Fast-Casual Is About to Dominate the Quick-Service Industry
Ted is a member of The Motley Fool Blog Network -- entries represent the personal opinion of the blogger and are not formally edited.
The classic way that long-term investors make money is by identifying a trend and jumping on the bandwagon before everyone else knows about it. Well, investors hoping to invest in the fast-casual space before it reaches the greater population's radar are out of luck -- chains like Chipotle Mexican Grill (NYSE: CMG) and Panera Bread (NASDAQ: PNRA) are already hot companies stealing share from fast-food and casual dining restaurants alike.
However, fast-casual chains are still growing faster than more traditional chains like Brinker International's (NYSE: EAT) Chili's. As a result, significant upside still remains for investors who were a little late identifying the fast-casual trend as the next big thing.
One of the most important things investors should look for in young industries that have yet to be challenged by significant competition is strong profitability and high returns on invested capital. Chipotle and Panera Bread demonstrate both of these characteristics; the two companies earn returns on invested capital in the low-to-mid 20s, while Brinker International earns a much lower 10% to 15% return.
Although Chipotle and Panera earn similar returns on capital, they achieve this feat in different ways.
Like Brinker International, a large portion of Panera's restaurants are franchises. Franchises provide the company with reliable cash flow even during deep recessions. In addition, the franchise model (about 50% of Panera's locations are franchises) lowers the company's asset-base, allowing it to earn high returns on capital.
Chipotle, on the other hand, owns and operates all of its restaurants. It earns high returns on capital due to the efficiency of its restaurants. The restaurant's assembly-line setup allows it to prepare customers' orders as quickly as a fast food chain, while at the same time serving high-quality ingredients at a lower price than a casual dining chain (Chipotle's average ticket price is $10 vs. Chili's average ticket price of $13.66).
But Chipotle's efficiency is not only apparent in its restaurant setup; it also maintains an efficient supply chain and inventory management. The company's restaurants require less inventory on hand than Panera's and Chili's restaurants, allowing Chipotle to turn inventory purchases into revenue much quicker than its peers.
In addition, Chipotle has more favorable terms with its suppliers; it extends its payment date out much further than Panera, which allows it to invest in more inventory or build more stores faster than Panera can. However, Brinker International is the king of days payable; its enormous bargaining power enables it to extend payment dates much longer out than even Chipotle. As a result, it pays for its inventory about 20 days after it sells it.
However, while Brinker may have mastered working capital management, Chipotle and Panera continue to earn much higher profit margins than the casual dining chain. Chipotle's focus on slower growth and higher profitability has allowed it to out-earn Panera and Brinker by a significant margin in recent years.

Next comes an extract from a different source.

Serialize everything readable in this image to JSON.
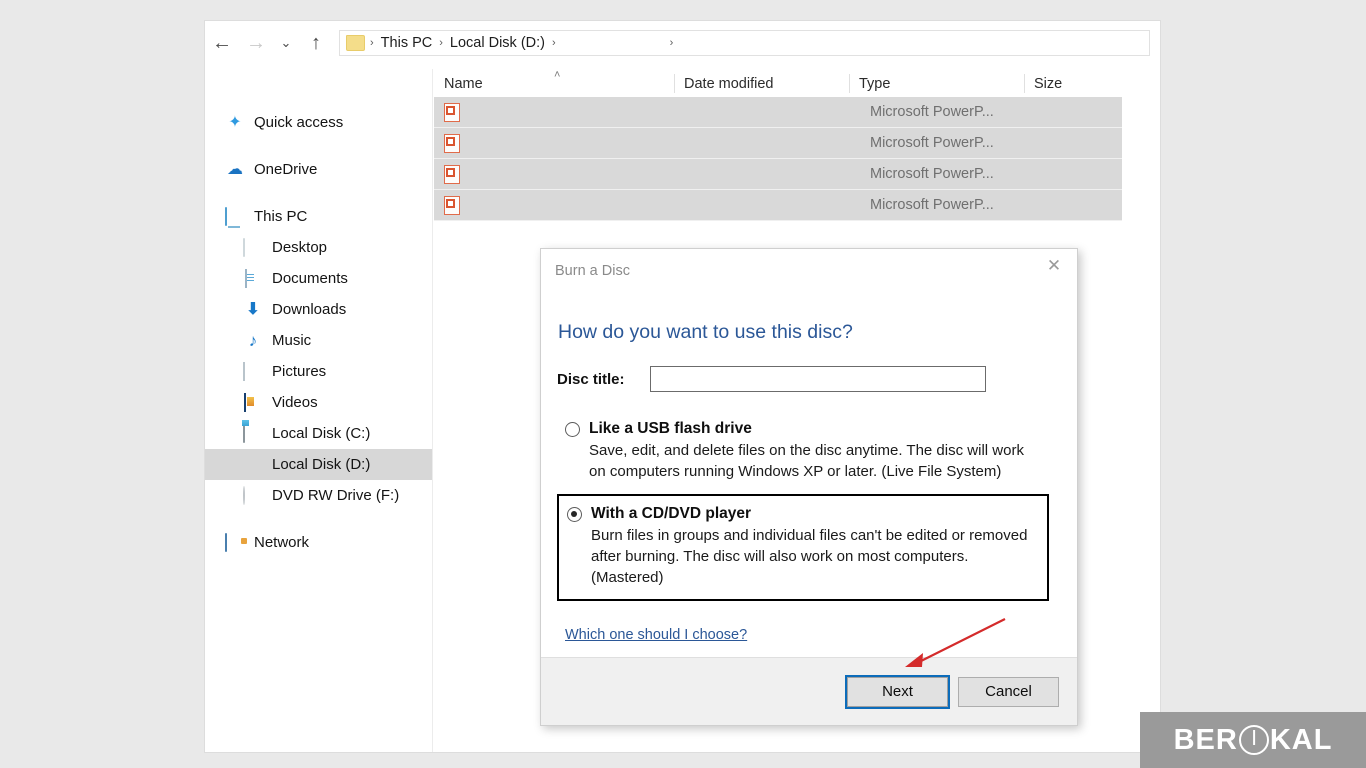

For its part, Panera simplified its menu and focused on selling higher-margin products after margins dipped in the middle part of last decade; the result is a return to ~15% operating margins.
Meanwhile, even with a strong chain like Chili's, Brinker International is unable to get the same efficiency out of its restaurants that enable Chipotle and Panera to earn such high margins. As a result, it will continue to battle in the mid-to-high single-digit operating margin range.
Chipotle and Panera are well-managed and extremely profitable fast-casual dining chains. Chili's, one of the best-run casual dining chains in the world, cannot keep pace with its up-and-coming competition. As fast-casual chains continue to steal market share from fast food and casual chains, investors would be wise to jump on the bandwagon -- even if the highest returns are already behind the industry.
Ted Cooper has no position in any stocks mentioned. The Motley Fool recommends Chipotle Mexican Grill and Panera Bread. The Motley Fool owns shares of Chipotle Mexican Grill and Panera Bread. Try any of our Foolish newsletter services free for 30 days. We Fools may not all hold the same opinions, but we all believe that considering a diverse range of insights makes us better investors. The Motley Fool has a disclosure policy. Is this post wrong? Click here. Think you can do better? Join us and write your own!